> Try it:
Go through the data and tally the lines that hold the string "debit". Reply with the total alone.

> Exercise input:
* * *
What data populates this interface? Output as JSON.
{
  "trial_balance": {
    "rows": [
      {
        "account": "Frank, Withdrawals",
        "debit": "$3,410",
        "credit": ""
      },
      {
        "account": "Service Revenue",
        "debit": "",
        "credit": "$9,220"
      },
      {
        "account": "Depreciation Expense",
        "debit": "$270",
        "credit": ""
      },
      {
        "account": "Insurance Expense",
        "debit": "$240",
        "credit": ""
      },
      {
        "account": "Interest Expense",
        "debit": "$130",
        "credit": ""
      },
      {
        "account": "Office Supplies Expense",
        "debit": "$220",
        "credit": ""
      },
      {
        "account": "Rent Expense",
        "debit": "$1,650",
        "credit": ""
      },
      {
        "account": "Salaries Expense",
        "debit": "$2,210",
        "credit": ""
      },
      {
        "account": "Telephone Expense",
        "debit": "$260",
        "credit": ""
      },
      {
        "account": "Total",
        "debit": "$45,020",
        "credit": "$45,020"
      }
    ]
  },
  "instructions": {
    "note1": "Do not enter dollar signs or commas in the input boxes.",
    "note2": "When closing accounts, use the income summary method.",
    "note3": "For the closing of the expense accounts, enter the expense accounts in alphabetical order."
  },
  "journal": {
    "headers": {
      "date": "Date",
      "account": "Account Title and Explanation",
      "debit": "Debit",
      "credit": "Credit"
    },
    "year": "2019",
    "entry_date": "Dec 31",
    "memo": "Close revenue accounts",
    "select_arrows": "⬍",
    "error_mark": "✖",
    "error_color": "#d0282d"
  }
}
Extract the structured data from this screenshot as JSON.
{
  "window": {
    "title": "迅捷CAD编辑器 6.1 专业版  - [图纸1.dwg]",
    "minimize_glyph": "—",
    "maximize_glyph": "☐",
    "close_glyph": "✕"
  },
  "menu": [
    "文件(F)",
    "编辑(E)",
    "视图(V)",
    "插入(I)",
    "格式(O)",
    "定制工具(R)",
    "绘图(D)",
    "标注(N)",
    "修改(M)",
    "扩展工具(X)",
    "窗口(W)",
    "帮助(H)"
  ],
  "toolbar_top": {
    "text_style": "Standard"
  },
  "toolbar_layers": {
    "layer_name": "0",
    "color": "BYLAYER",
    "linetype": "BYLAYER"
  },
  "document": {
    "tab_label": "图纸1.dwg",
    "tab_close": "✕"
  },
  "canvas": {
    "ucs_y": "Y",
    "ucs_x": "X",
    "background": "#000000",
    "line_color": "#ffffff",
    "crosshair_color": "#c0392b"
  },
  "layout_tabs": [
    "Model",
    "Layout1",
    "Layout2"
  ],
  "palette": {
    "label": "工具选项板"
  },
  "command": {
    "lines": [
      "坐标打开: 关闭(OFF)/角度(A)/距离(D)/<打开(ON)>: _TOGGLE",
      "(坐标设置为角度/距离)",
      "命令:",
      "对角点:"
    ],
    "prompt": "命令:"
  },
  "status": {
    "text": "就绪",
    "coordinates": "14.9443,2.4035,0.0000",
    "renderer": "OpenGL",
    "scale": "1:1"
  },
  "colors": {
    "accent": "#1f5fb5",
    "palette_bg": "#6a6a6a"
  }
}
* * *
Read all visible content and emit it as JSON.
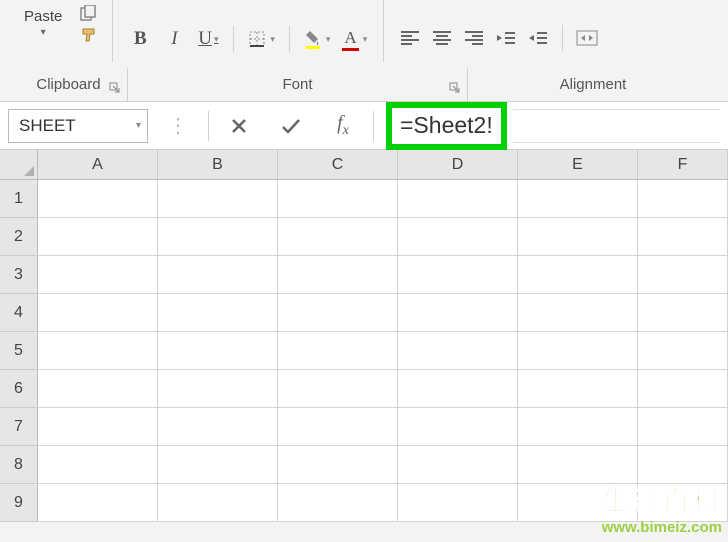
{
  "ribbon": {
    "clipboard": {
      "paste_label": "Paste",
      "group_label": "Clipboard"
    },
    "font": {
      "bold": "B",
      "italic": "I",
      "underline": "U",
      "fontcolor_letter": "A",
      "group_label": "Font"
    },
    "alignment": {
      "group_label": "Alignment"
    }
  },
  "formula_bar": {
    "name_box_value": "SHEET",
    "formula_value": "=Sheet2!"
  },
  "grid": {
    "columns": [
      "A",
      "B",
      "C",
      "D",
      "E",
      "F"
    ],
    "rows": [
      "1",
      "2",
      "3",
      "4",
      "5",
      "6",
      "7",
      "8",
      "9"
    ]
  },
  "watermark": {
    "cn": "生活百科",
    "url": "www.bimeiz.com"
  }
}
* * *
> Result of the task:
11